Among the records below, find each line that includes the string "open" and copy it.

Top of RECORDED DATA

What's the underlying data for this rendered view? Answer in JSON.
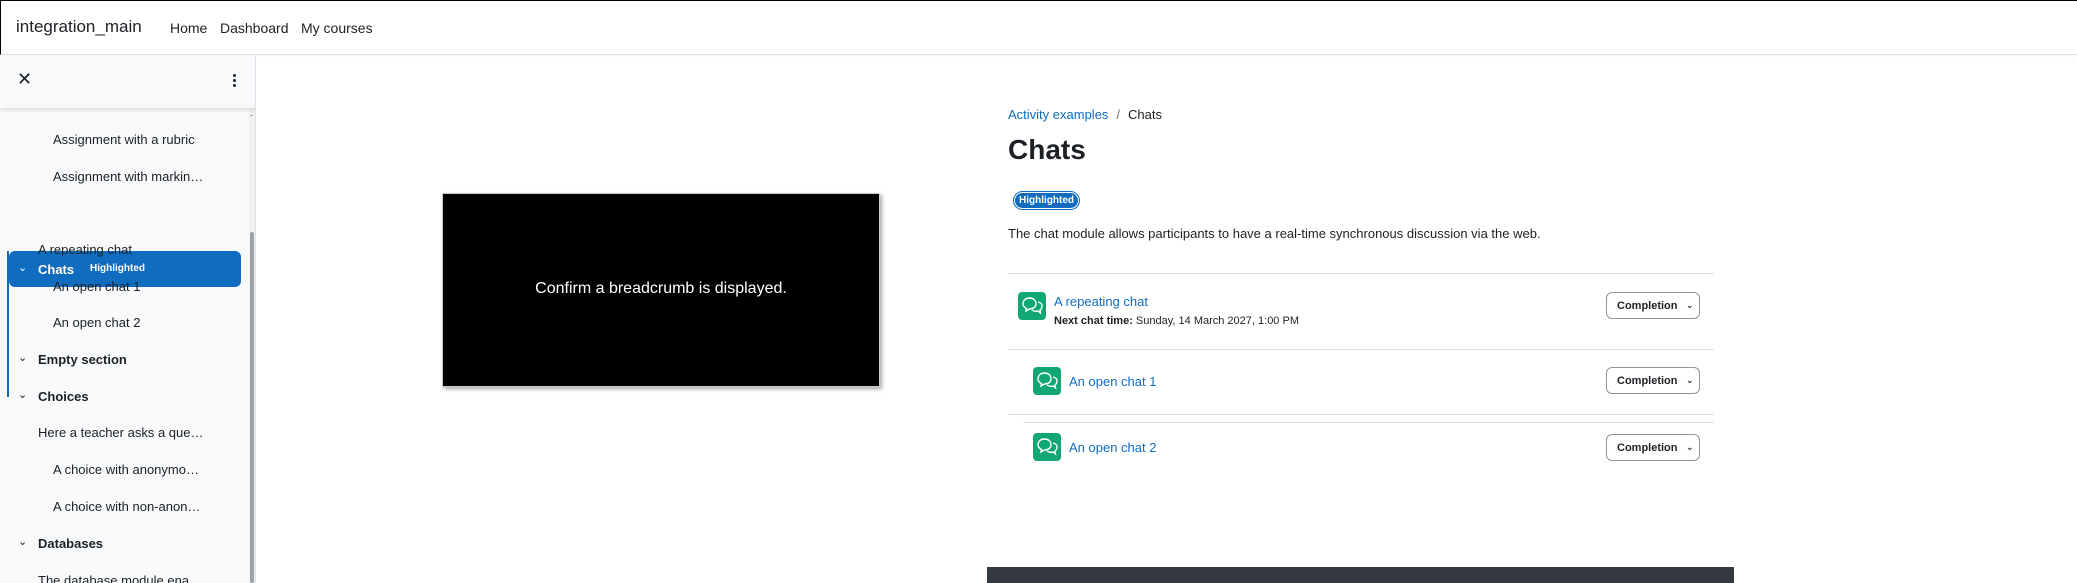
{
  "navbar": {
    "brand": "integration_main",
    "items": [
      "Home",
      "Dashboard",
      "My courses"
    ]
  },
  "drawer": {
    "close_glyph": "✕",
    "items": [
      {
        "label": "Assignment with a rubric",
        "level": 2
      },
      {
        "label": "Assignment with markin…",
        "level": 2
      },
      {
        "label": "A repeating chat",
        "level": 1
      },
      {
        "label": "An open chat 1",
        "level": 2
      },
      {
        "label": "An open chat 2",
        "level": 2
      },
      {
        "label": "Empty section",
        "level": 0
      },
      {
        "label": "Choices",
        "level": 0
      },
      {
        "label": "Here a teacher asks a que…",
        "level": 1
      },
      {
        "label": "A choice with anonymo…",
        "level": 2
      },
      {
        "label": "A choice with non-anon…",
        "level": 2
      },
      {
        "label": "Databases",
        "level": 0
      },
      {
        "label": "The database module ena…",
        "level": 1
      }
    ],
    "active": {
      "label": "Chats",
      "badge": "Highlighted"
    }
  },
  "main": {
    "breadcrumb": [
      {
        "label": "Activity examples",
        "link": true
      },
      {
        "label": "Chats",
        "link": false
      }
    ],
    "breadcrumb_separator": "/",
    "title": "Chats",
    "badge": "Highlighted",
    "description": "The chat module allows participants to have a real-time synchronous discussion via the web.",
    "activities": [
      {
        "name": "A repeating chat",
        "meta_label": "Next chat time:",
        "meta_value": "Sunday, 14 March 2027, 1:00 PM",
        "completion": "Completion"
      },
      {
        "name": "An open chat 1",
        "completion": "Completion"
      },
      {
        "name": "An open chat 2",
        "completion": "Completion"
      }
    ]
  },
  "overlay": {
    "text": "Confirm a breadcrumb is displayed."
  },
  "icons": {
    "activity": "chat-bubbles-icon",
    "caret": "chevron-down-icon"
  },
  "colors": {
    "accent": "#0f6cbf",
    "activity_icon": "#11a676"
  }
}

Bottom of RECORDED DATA

WRITTEN RESPONSE:
        "label": "An open chat 1",
        "label": "An open chat 2",
        "name": "An open chat 1",
        "name": "An open chat 2",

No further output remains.